Arakawa's office also expressed elation at the County Council's vote of approval of the land deal.
"This is a holiday miracle, it's great," said county spokesman Rod Antone. "We made the deadline so the deal is alive. The owners know that this whole year has not been in vain."
Council Member Don Guzman advocated the administration and County Council "work together" in the future on acquisition deals like this, instead of "leaving these (walls) up and making decisions at the very end when we're back against a corner on deadline."
White had mentioned the possibility of working with the administration to renegotiate the terms of the deal, suggesting that instead of paying $13 million all in cash, the county could offer the owners a portion of the value in land entitlements for developments mauka.
Administration and landowner representatives said Friday that such a renegotiation of the terms for this deal was "not likely."
"In concept, it's not a bad idea . . . but at this point, I think we just want to go by the terms of the contract. I'm afraid if we start getting into it . . . I see it as a long difficult process, and at this point I don't think that's realistic," Goodfellow said.
After the item is approved by council members in a second and final reading, most likely at the next scheduled County Council meeting Jan. 11, Goodfellow said the contract probably will be updated if needed and signed with the administration. He hopes the transaction can close within the next two to three months.
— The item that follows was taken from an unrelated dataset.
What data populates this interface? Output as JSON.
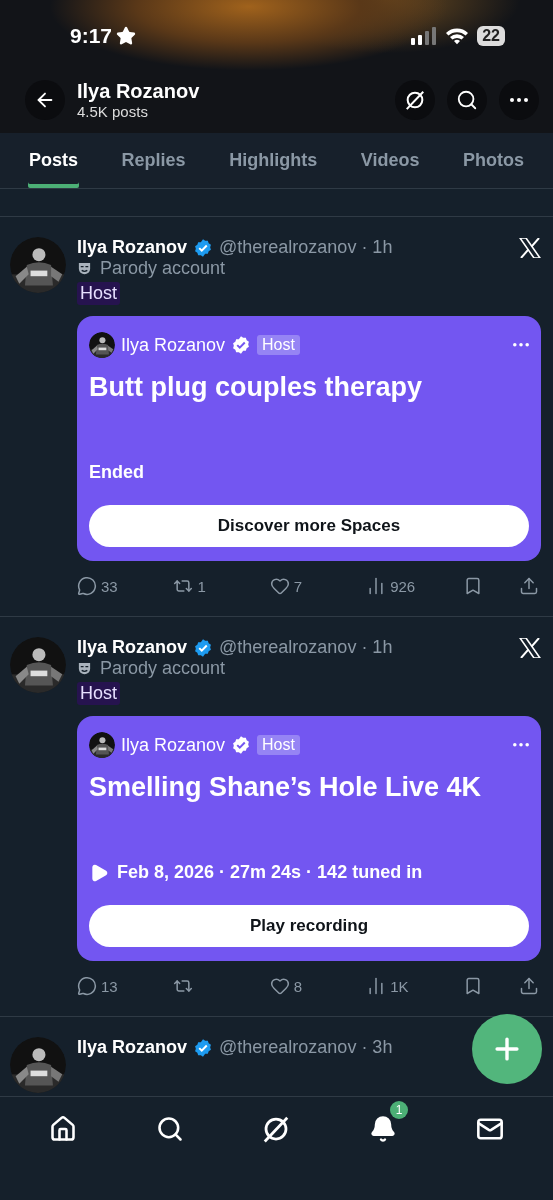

More than 20 people signed up to testify on the Launiupoko land purchase at the start of the meeting Friday, nearly all in favor of the county paying $13 million to secure the deal.
Lifelong Lahaina resident Anita Yamafuji, who was one of about two dozen Lahaina Honolua Senior Citizens Club members to attend the Friday meeting, said in testimony that the land was "priceless."
"I remember the old plantation days with a few camps and lots of open space, we'd walk to the beach. . . . There were only a handful of houses by the ocean at that time," Yamafuji said. "Things have changed, we can hardly see the ocean and need to find access by going through private property to get to the beach . . . This property is priceless and will be there for our children and grandchildren to enjoy years to come."
In other matters, the council unanimously approved a bill amending the circuit breaker tax credit, a program developed in the early 1990s to protect those with limited incomes, longtime residents and kupuna from escalating property assessments.
The bill passed Friday extends the filing deadline a month to Jan. 31, and White encouraged all homeowners who qualified for the tax break last year to apply again this year. Council members will be working on a revision of the measure, which was passed earlier this year to catch cheaters but also may be excluding those who actually need it.
The council also passed on second and final reading:
* A bill amending the budget to correctly reflect general obligation bonds used in the Kalana O Maui campus expansion design of Phase 1A.
* A bill granting Grace Pacific LLC a conditional permit to re-establish a hot mix asphalt plant operation on Molokai.
The council passed on first reading, which requires another vote to become law:
* A bill appropriating $33,000 to install four lights at the football field at Lahaina Recreation Center. The field is currently used for football, soccer, rugby and other sports.
* A bill appropriating $335,000 to resurface two tennis courts and to rebuild two tennis courts at the Lahaina Civic Center Tennis Complex.
* A bill approving the acquisition of two parcels of land required for the construction of the Hauoli Street Drainage Improvements Project in Maalaea.
* A bill extending the deadline for the council to enact the Maui Island Plan's implementation program from Dec. 28 to March 31.
* Eileen Chao can be reached at firstname.lastname@example.org.